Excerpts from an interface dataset
[Start of section]

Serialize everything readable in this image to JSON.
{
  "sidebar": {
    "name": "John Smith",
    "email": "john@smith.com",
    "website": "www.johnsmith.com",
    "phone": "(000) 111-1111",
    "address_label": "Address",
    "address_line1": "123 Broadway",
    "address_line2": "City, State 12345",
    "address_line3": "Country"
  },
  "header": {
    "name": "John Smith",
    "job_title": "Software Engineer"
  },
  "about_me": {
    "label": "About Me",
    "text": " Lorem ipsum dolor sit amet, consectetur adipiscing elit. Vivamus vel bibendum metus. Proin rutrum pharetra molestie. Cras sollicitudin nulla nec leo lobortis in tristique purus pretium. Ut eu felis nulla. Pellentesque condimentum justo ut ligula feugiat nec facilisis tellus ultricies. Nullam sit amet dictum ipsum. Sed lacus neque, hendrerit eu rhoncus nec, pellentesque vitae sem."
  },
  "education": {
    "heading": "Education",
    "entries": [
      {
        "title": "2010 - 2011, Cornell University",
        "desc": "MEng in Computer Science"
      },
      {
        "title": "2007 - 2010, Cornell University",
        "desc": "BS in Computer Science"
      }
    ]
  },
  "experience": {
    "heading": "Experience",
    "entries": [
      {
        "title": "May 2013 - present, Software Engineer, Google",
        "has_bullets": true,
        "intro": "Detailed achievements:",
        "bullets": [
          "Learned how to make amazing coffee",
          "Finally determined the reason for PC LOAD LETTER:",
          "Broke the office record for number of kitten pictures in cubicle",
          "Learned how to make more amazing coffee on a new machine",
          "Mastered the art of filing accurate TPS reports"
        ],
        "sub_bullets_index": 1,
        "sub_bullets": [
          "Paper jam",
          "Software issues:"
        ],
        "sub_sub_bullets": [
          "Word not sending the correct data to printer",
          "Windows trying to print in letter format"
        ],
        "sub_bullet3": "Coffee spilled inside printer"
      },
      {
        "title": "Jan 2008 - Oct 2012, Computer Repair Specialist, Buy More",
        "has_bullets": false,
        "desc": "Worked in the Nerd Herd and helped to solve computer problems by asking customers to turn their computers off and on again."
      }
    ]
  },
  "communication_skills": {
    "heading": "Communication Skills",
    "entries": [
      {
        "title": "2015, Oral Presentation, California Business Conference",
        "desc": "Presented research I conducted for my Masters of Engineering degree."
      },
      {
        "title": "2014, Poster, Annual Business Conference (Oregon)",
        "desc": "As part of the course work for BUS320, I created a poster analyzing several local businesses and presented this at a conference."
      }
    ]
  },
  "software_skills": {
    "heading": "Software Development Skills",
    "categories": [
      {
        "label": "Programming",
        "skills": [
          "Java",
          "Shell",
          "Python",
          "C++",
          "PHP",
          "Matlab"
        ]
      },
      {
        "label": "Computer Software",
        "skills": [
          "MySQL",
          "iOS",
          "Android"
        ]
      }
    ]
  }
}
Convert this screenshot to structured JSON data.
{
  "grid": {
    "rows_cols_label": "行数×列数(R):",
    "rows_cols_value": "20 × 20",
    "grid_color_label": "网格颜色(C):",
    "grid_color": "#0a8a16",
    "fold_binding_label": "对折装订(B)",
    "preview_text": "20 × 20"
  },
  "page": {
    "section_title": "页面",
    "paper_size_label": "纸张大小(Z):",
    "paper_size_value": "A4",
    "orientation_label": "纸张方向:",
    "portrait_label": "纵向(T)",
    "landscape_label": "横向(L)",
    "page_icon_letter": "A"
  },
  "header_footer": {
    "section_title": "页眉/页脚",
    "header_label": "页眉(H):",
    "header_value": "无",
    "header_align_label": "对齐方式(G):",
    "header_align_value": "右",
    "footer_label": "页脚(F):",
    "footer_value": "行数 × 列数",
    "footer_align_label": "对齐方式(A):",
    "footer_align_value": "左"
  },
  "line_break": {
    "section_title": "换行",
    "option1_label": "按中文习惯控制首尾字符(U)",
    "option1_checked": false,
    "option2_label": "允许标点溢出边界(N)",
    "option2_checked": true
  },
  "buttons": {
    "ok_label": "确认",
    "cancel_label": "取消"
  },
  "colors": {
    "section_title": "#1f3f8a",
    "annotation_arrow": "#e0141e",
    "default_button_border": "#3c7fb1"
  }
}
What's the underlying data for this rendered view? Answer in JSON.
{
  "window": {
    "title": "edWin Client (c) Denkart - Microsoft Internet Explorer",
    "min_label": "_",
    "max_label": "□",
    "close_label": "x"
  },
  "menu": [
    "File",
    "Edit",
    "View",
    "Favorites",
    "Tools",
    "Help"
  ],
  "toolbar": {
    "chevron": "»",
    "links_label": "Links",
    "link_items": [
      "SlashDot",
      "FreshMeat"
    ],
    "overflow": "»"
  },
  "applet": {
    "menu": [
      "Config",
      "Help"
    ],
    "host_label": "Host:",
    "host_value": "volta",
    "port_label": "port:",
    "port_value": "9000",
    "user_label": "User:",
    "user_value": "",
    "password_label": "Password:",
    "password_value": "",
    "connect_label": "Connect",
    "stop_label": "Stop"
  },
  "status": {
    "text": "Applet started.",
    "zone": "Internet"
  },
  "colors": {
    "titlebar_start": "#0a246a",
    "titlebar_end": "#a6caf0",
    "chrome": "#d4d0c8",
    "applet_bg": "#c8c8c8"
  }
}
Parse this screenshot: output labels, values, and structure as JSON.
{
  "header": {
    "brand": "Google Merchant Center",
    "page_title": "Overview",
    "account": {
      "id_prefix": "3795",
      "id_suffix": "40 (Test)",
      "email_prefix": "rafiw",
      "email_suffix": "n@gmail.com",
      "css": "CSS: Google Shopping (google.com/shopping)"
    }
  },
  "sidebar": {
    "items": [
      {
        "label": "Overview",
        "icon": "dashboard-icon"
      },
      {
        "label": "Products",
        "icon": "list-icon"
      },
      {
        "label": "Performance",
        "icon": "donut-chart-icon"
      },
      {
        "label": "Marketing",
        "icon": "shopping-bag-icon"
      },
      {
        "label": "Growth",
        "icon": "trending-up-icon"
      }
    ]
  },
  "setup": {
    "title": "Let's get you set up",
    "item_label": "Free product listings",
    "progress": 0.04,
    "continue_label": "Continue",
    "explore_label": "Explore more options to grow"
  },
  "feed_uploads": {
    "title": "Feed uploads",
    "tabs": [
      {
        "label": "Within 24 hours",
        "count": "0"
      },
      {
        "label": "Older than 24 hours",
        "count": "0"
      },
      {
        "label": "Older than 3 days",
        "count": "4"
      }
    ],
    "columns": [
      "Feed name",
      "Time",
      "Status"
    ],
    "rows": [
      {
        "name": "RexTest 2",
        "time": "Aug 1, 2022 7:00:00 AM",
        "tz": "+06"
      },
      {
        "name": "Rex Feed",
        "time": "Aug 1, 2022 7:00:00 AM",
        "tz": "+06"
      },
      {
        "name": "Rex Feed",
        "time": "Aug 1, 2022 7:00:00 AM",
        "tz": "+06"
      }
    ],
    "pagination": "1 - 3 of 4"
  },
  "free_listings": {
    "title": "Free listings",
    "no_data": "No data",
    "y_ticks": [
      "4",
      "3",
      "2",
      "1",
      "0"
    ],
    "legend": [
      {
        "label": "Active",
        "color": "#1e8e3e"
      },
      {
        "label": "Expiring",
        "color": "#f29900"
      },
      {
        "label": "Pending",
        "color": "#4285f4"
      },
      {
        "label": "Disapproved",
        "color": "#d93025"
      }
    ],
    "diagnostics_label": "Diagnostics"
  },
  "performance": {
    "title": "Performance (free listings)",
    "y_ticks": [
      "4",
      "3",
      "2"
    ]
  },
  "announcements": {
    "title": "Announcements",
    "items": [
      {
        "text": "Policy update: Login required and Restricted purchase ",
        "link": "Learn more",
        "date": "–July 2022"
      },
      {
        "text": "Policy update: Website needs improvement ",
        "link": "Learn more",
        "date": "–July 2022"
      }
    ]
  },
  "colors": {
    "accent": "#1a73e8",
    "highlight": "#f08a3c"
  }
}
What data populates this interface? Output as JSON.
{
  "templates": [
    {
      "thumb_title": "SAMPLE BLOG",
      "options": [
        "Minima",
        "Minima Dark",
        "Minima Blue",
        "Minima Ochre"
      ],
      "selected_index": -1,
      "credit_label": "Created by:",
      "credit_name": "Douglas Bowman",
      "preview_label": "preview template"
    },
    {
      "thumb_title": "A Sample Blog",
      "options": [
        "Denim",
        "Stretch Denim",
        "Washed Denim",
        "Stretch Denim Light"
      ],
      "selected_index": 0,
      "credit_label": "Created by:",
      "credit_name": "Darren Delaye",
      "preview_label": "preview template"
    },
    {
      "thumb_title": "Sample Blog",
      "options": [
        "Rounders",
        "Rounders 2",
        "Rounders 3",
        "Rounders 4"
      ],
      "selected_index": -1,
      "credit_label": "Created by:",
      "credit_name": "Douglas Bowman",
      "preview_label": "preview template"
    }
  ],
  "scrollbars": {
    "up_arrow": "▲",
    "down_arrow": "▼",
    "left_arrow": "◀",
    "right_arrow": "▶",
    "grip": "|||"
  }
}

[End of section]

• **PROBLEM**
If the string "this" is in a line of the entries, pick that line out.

• **PROBLEM SOLUTION**
Serialize everything readable in this image to JSON.
        "desc": "As part of the course work for BUS320, I created a poster analyzing several local businesses and presented this at a conference."
Convert this screenshot to structured JSON data.
What's the underlying data for this rendered view? Answer in JSON.
Parse this screenshot: output labels, values, and structure as JSON.
What data populates this interface? Output as JSON.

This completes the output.